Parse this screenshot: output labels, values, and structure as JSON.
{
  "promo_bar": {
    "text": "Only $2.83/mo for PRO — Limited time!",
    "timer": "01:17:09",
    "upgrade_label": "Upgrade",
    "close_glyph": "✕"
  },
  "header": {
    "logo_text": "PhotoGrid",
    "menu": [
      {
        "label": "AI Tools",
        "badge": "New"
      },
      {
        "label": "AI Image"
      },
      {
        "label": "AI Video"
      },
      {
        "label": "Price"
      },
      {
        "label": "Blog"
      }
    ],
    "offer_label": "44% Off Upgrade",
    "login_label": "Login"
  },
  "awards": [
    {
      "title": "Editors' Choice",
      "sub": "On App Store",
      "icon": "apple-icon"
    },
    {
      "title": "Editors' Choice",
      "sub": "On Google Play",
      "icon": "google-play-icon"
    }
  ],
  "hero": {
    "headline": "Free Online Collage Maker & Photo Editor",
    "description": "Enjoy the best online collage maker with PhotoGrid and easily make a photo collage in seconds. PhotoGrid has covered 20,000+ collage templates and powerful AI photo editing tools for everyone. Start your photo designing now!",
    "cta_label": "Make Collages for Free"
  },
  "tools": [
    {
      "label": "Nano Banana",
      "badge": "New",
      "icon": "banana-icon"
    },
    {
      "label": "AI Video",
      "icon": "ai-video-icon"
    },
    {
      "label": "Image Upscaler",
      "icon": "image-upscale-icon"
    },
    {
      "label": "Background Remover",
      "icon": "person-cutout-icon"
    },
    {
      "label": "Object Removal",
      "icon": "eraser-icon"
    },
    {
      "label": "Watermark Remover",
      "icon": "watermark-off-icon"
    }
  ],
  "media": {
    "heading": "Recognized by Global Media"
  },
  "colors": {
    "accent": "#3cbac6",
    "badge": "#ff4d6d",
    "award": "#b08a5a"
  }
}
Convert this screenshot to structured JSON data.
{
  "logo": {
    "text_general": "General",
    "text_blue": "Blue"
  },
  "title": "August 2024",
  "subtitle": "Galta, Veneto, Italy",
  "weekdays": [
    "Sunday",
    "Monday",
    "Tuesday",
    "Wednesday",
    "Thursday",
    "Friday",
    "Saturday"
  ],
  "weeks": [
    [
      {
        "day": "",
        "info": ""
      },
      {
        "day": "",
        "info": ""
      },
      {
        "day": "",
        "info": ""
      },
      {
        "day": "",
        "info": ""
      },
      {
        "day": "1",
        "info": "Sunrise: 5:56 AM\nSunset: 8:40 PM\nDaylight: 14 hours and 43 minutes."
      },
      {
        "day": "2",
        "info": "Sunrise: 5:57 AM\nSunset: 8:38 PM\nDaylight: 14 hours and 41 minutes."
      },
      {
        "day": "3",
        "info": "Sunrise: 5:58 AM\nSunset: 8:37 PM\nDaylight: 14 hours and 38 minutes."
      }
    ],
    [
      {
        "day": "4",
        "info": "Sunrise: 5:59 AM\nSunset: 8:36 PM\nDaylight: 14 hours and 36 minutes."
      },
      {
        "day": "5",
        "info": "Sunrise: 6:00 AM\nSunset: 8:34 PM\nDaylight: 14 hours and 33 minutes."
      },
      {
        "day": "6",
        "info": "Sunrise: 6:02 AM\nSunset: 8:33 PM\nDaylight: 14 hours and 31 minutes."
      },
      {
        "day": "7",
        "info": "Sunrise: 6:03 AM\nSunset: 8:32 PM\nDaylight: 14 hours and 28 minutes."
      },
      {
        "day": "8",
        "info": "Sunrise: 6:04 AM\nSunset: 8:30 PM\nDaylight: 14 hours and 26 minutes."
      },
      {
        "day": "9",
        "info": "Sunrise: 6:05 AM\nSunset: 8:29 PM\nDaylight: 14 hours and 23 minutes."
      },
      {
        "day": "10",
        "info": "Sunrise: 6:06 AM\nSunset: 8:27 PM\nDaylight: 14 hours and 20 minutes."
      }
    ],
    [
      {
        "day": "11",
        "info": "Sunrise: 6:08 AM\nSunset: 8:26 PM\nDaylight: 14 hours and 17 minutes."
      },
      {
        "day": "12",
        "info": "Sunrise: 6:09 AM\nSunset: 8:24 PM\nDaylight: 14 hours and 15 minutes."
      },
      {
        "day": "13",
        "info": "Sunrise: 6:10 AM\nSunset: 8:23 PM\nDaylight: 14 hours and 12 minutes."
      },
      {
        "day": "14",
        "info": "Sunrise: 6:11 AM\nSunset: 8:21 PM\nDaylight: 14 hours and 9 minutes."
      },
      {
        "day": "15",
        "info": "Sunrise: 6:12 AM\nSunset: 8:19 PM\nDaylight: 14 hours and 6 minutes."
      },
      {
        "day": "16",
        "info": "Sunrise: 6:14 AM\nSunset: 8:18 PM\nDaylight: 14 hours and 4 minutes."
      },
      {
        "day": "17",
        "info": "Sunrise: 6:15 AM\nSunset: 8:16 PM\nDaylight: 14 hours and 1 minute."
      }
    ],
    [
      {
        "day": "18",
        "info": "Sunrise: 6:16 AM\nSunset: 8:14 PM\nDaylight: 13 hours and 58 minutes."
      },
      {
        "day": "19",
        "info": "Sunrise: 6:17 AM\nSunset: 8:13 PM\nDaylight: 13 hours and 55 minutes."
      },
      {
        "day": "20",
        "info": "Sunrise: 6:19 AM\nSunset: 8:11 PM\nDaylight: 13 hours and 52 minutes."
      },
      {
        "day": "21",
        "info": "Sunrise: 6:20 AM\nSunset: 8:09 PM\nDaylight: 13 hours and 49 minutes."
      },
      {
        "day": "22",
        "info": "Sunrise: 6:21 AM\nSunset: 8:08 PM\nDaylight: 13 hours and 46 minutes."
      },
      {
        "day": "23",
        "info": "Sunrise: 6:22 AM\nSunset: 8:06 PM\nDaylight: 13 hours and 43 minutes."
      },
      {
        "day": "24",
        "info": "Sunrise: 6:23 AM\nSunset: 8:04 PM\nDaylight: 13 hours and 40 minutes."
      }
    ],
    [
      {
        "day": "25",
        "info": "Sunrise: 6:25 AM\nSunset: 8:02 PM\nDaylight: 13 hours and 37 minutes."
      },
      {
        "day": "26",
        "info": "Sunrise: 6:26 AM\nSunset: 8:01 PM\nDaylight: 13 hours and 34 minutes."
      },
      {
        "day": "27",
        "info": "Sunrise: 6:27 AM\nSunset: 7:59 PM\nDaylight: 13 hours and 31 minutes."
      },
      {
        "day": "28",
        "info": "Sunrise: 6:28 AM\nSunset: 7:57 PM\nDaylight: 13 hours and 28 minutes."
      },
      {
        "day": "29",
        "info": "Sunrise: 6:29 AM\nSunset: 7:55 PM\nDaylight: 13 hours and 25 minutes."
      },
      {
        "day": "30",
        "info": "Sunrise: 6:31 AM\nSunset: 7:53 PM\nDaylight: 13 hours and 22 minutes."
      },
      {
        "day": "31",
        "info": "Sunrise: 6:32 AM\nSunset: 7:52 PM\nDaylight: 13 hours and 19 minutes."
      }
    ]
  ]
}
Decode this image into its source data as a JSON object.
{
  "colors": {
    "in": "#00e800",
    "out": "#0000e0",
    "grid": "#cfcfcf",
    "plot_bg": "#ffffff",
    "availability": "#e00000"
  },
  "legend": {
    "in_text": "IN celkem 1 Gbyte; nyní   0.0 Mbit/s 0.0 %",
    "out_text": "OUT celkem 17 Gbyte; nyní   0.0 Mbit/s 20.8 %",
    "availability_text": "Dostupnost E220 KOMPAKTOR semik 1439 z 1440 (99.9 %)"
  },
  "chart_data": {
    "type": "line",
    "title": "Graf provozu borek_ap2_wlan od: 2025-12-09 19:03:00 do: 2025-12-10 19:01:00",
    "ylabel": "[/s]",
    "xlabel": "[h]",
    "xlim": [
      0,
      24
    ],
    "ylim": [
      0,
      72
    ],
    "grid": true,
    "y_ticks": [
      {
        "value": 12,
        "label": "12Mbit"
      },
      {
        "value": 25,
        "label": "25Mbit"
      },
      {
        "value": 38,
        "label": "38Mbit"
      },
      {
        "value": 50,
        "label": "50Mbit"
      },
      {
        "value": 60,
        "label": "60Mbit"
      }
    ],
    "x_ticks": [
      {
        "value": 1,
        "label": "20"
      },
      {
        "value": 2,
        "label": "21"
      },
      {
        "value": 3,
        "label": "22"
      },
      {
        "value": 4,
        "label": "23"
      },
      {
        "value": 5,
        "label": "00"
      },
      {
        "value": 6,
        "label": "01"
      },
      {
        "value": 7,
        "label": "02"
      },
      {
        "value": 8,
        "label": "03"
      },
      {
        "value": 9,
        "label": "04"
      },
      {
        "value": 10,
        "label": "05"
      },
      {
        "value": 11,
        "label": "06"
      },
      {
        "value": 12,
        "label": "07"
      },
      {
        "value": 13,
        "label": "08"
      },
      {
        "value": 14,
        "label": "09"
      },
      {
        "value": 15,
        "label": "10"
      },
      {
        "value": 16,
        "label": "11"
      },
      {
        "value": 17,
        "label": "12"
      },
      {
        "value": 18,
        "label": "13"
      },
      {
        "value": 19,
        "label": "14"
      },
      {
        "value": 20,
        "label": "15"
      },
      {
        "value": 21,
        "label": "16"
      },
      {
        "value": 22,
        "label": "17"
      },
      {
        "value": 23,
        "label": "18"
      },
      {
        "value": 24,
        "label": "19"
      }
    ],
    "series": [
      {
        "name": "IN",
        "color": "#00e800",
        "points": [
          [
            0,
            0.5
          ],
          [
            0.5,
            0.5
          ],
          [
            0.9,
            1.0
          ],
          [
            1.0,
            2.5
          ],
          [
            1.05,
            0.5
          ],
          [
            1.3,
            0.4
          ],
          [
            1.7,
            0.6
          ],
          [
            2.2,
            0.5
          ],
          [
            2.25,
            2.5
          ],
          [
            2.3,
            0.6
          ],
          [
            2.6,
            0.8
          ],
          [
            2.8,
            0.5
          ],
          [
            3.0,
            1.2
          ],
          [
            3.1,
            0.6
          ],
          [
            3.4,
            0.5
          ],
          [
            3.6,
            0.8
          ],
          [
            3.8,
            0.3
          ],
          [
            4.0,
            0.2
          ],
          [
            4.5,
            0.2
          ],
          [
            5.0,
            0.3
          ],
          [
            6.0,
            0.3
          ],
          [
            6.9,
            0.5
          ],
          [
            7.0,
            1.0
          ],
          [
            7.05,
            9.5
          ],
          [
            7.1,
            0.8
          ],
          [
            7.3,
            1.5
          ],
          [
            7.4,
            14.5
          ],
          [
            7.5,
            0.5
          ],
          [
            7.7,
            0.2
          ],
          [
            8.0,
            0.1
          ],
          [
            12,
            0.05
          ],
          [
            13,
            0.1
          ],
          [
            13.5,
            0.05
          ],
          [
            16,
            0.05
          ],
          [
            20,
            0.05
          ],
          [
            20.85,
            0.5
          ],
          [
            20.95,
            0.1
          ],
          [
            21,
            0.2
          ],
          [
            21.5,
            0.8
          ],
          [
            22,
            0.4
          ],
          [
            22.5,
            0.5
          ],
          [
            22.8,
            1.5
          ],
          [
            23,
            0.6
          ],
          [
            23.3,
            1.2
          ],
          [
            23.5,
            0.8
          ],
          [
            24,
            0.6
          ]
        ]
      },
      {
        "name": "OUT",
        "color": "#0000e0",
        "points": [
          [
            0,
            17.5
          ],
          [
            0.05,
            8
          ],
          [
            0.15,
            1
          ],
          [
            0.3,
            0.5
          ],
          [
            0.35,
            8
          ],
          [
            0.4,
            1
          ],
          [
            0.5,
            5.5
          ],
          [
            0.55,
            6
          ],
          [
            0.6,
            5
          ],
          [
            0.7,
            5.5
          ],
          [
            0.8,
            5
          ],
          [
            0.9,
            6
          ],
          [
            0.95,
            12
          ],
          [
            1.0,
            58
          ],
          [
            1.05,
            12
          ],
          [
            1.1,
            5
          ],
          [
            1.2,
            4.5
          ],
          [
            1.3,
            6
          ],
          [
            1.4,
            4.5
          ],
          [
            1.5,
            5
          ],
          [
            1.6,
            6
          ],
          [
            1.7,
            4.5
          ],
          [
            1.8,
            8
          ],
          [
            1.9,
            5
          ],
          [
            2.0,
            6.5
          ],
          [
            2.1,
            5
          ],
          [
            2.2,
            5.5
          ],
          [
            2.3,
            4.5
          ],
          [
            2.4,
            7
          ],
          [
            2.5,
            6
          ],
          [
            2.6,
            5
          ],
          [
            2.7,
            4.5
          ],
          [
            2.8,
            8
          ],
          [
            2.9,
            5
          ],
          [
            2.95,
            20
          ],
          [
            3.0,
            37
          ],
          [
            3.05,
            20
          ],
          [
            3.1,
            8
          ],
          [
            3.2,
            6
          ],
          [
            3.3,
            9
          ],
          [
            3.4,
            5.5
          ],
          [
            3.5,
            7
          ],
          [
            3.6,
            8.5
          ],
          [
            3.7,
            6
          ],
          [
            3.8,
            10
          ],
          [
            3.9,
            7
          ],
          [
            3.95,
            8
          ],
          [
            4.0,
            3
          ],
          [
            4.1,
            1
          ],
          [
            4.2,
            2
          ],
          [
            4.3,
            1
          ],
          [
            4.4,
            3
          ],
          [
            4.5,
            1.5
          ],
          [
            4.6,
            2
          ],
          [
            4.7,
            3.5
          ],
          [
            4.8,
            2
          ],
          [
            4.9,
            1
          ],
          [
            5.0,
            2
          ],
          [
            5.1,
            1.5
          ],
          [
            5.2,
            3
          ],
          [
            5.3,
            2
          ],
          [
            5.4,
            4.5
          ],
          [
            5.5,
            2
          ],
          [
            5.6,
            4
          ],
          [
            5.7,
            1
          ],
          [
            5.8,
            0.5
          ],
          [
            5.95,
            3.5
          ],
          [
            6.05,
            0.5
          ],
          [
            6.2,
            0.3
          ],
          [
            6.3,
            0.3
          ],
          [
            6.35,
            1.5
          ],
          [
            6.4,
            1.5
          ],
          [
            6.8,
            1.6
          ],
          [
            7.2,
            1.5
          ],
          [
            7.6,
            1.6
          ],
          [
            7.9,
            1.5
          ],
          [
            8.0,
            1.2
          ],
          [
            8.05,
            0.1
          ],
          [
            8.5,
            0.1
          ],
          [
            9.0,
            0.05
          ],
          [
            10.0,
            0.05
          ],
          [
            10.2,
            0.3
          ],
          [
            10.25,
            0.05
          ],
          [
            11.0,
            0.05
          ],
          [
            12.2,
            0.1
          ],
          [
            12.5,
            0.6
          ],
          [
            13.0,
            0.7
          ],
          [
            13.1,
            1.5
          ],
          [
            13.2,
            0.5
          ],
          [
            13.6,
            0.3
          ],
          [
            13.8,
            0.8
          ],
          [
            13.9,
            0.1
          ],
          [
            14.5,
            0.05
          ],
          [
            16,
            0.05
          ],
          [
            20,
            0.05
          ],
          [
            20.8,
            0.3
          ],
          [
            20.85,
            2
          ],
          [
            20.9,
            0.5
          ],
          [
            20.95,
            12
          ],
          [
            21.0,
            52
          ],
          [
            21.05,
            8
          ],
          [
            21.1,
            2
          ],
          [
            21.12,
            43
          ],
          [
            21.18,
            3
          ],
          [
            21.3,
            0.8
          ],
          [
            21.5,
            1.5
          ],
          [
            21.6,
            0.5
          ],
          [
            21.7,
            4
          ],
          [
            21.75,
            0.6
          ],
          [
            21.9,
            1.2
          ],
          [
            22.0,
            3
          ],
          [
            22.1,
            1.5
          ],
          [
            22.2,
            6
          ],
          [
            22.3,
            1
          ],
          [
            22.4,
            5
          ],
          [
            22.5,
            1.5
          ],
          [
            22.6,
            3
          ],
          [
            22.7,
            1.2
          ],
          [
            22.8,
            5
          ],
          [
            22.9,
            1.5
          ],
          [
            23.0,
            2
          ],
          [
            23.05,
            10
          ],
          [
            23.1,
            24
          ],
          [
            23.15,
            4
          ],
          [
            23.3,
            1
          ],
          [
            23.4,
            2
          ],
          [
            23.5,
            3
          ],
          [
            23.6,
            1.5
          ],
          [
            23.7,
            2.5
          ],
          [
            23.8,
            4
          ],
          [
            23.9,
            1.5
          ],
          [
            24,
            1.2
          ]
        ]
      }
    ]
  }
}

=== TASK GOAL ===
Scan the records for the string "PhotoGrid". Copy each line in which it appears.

=== ANSWER TO THIS EXERCISE ===
    "logo_text": "PhotoGrid",
    "description": "Enjoy the best online collage maker with PhotoGrid and easily make a photo collage in seconds. PhotoGrid has covered 20,000+ collage templates and powerful AI photo editing tools for everyone. Start your photo designing now!",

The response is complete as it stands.